Esther: This story is set among captive Jews in Persia. A courageous Jewish queen foiled a plan to exterminate her people.

Job: The most godly man of his day suffers the greatest personal tragedy. The entire book deals with the question “Why?”

Psalms: These prayers and hymns cover the full range of human emotion; together, they represent a personal journal of how to relate to God. Some were also used in public worship services.

Proverbs: The proverbs offer advice on every imaginable area of life. The style of wise living described here leads to a fulfilled life.

Ecclesiastes: A life without God, “under the sun,” leads to meaninglessness and despair, says the Teacher in a strikingly modern book.

Song of Songs: This beautiful poem celebrates romantic and physical love.

Isaiah: The most eloquent of the prophets, Isaiah analyzed the failures of all the nations around him and pointed to a future Messiah who would bring peace.

Jeremiah: Jeremiah led an emotionally tortured life, yet held to his stern message.

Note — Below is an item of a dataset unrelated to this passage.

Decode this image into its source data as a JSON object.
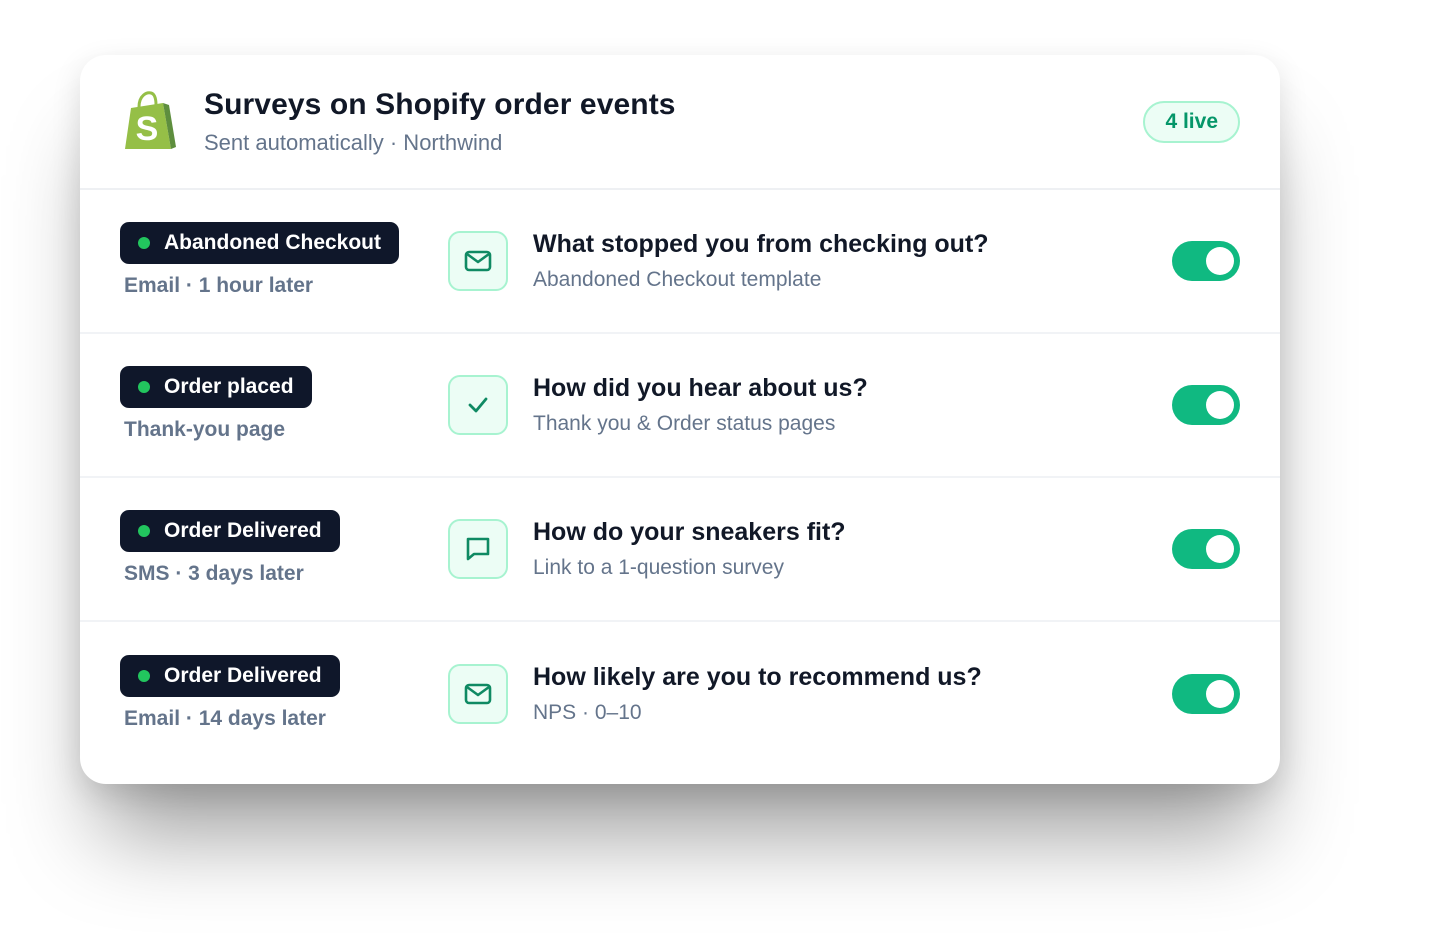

He spoke to Judah in the last decades before Babylon destroyed the nation.

Lamentations: All Jeremiah’s warnings about Jerusalem came true, and Lamentations records five poems of sorrow for the fallen city.

Ezekiel: Ezekiel spoke to the Jews who were captive in Babylon. He often used dramatic stories and enacted parables to make his points.

Daniel: A captive in Babylon, Daniel rose to the office of prime minister. Despite intense political pressure, he lived a model life of integrity and left highly symbolic prophecies about the future.

Hosea: By marrying a loose-living wife, Hosea lived out his message: that Israel had committed spiritual adultery against God.

Joel: Beginning with a recent catastrophe in Judah (a locust plague), Joel foretold God’s judgment on Judah.

Amos: A country boy, Amos preached to Israel at the height of its prosperity. His grim warnings focused on materialism.

Obadiah: Obadiah warned Edom, a nation bordering Judah.

Jonah: Jonah reluctantly went to Nineveh and found Israel’s enemies responsive to God’s message.

Micah: Micah exposed corruption in every level of society, but closed with a promise of forgiveness and restoration.

Nahum: Long after Jonah had stirred Nineveh to repentance, Nahum foretold the mighty city’s total destruction.

Habakkuk: Habakkuk addressed his book to God, not people. In a frank dialogue with God, he discussed problems of suffering and injustice.

Zephaniah: Zephaniah focused on the coming day of the Lord, which would purge Judah, resulting in a remnant used to bless the entire world.

Haggai: After returning from the Babylonian captivity, the Jews began rebuilding the temple of God. But before long they set aside that task to work on their own homes. Haggai reminded them to put God first.

Zechariah: Writing around the same time as Haggai, Zechariah also urged the Jews to work on the temple. He used a more uplifting approach, describing how the temple would point to the coming Messiah.

Malachi: The last Old Testament prophet, Malachi faced a nation that had grown indifferent. He sought to stir the people from apathy.


*This overview is from

The NRSV Student Bible

c.1994, 1996 by Zondervan

used by permission